» Interface dataset entries

──────────────────────────────

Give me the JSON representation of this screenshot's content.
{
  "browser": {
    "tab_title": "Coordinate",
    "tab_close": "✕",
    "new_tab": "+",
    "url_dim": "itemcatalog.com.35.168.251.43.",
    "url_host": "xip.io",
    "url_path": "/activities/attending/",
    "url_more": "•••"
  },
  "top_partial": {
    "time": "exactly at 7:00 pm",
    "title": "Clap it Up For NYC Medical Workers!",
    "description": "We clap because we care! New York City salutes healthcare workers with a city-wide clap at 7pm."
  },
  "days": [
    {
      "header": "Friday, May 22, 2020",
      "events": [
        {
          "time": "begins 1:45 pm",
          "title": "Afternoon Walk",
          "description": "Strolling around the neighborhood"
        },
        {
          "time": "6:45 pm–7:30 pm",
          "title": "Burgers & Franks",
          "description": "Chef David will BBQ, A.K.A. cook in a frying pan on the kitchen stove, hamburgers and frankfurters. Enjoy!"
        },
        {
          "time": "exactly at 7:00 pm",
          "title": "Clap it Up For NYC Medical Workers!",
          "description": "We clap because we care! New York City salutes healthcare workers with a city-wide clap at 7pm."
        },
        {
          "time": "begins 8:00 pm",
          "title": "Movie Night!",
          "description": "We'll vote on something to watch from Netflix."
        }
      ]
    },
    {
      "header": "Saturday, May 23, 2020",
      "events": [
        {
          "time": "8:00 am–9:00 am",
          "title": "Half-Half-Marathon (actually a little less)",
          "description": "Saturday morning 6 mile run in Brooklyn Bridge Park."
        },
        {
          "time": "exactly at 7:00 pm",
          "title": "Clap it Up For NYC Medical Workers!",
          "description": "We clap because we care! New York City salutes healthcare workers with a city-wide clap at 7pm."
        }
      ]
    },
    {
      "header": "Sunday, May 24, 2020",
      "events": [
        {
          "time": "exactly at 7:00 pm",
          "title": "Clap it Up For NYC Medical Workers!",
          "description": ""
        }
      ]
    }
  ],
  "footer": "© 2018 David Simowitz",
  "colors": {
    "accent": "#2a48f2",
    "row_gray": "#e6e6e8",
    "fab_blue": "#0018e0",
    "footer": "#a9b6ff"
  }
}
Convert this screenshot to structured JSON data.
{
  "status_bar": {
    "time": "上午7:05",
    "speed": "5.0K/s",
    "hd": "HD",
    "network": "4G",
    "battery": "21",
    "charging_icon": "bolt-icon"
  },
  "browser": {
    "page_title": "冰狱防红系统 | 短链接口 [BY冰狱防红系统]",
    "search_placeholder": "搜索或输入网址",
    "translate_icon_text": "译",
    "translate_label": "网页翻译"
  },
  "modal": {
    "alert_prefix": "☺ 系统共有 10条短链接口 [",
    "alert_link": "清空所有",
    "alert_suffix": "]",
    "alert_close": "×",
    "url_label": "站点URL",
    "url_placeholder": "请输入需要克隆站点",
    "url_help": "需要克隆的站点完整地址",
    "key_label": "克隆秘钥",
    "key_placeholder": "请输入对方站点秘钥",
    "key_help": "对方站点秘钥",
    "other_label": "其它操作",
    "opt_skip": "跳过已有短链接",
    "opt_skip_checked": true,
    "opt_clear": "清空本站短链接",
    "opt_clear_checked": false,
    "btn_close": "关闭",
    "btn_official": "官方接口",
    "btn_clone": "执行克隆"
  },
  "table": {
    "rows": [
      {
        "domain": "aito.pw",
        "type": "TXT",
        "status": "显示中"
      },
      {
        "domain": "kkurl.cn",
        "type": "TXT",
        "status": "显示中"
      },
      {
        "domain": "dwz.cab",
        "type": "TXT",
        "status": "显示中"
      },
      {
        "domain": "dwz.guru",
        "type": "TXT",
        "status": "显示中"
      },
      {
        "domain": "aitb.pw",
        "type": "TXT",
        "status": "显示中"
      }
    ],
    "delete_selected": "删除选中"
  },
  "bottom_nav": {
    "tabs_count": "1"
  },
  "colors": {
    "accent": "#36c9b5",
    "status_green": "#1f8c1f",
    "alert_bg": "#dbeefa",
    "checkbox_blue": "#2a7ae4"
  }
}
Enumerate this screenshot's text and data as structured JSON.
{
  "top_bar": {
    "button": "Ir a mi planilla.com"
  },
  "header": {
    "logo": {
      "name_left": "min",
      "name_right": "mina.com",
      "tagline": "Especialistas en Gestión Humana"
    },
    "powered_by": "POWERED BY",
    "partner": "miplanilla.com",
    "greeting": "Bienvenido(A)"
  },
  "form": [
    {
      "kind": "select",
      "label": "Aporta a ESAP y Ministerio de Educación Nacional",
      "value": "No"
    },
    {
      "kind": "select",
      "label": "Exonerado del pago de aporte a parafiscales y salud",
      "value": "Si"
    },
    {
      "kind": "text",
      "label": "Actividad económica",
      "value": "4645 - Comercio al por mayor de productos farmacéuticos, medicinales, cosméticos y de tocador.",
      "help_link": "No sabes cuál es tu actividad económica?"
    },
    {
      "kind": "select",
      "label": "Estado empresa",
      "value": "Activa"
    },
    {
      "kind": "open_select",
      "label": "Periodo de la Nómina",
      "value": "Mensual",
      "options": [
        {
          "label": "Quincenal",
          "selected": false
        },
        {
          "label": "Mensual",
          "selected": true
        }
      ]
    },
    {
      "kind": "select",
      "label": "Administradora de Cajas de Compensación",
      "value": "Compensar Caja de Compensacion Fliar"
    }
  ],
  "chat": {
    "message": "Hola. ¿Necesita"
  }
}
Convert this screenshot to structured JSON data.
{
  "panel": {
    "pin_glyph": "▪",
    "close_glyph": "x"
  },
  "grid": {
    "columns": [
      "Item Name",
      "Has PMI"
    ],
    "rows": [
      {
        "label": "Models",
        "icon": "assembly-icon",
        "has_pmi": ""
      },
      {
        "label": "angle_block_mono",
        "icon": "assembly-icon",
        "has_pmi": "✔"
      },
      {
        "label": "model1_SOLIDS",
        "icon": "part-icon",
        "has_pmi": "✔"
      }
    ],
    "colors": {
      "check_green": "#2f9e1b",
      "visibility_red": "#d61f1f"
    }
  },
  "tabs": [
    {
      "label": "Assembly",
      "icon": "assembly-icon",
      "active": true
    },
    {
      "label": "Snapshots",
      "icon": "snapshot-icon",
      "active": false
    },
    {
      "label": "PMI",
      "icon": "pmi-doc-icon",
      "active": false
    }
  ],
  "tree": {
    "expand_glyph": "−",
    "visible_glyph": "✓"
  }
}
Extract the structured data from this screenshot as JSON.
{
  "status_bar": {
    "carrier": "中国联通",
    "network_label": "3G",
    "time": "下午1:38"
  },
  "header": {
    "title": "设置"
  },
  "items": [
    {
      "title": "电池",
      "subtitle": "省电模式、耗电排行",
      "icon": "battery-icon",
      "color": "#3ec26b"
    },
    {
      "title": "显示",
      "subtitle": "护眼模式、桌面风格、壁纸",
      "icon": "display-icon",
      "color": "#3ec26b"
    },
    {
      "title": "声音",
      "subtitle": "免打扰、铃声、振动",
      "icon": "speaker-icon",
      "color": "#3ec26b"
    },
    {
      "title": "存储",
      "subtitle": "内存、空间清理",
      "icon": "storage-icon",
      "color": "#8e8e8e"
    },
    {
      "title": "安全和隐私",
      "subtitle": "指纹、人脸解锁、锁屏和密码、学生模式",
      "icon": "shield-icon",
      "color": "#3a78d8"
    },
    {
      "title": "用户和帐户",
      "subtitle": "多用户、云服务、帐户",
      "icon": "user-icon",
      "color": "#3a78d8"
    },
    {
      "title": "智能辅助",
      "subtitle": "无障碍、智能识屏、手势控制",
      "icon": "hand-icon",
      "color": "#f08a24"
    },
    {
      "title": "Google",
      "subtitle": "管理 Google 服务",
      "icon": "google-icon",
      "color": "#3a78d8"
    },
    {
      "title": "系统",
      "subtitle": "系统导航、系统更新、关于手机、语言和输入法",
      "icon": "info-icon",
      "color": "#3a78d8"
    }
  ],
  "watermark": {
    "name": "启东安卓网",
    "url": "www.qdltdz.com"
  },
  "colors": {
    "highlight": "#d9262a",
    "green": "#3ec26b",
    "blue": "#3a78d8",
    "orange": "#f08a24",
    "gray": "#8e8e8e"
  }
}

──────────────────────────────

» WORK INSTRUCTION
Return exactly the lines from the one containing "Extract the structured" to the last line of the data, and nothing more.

» RESULT OF THIS TASK
Extract the structured data from this screenshot as JSON.
{
  "status_bar": {
    "carrier": "中国联通",
    "network_label": "3G",
    "time": "下午1:38"
  },
  "header": {
    "title": "设置"
  },
  "items": [
    {
      "title": "电池",
      "subtitle": "省电模式、耗电排行",
      "icon": "battery-icon",
      "color": "#3ec26b"
    },
    {
      "title": "显示",
      "subtitle": "护眼模式、桌面风格、壁纸",
      "icon": "display-icon",
      "color": "#3ec26b"
    },
    {
      "title": "声音",
      "subtitle": "免打扰、铃声、振动",
      "icon": "speaker-icon",
      "color": "#3ec26b"
    },
    {
      "title": "存储",
      "subtitle": "内存、空间清理",
      "icon": "storage-icon",
      "color": "#8e8e8e"
    },
    {
      "title": "安全和隐私",
      "subtitle": "指纹、人脸解锁、锁屏和密码、学生模式",
      "icon": "shield-icon",
      "color": "#3a78d8"
    },
    {
      "title": "用户和帐户",
      "subtitle": "多用户、云服务、帐户",
      "icon": "user-icon",
      "color": "#3a78d8"
    },
    {
      "title": "智能辅助",
      "subtitle": "无障碍、智能识屏、手势控制",
      "icon": "hand-icon",
      "color": "#f08a24"
    },
    {
      "title": "Google",
      "subtitle": "管理 Google 服务",
      "icon": "google-icon",
      "color": "#3a78d8"
    },
    {
      "title": "系统",
      "subtitle": "系统导航、系统更新、关于手机、语言和输入法",
      "icon": "info-icon",
      "color": "#3a78d8"
    }
  ],
  "watermark": {
    "name": "启东安卓网",
    "url": "www.qdltdz.com"
  },
  "colors": {
    "highlight": "#d9262a",
    "green": "#3ec26b",
    "blue": "#3a78d8",
    "orange": "#f08a24",
    "gray": "#8e8e8e"
  }
}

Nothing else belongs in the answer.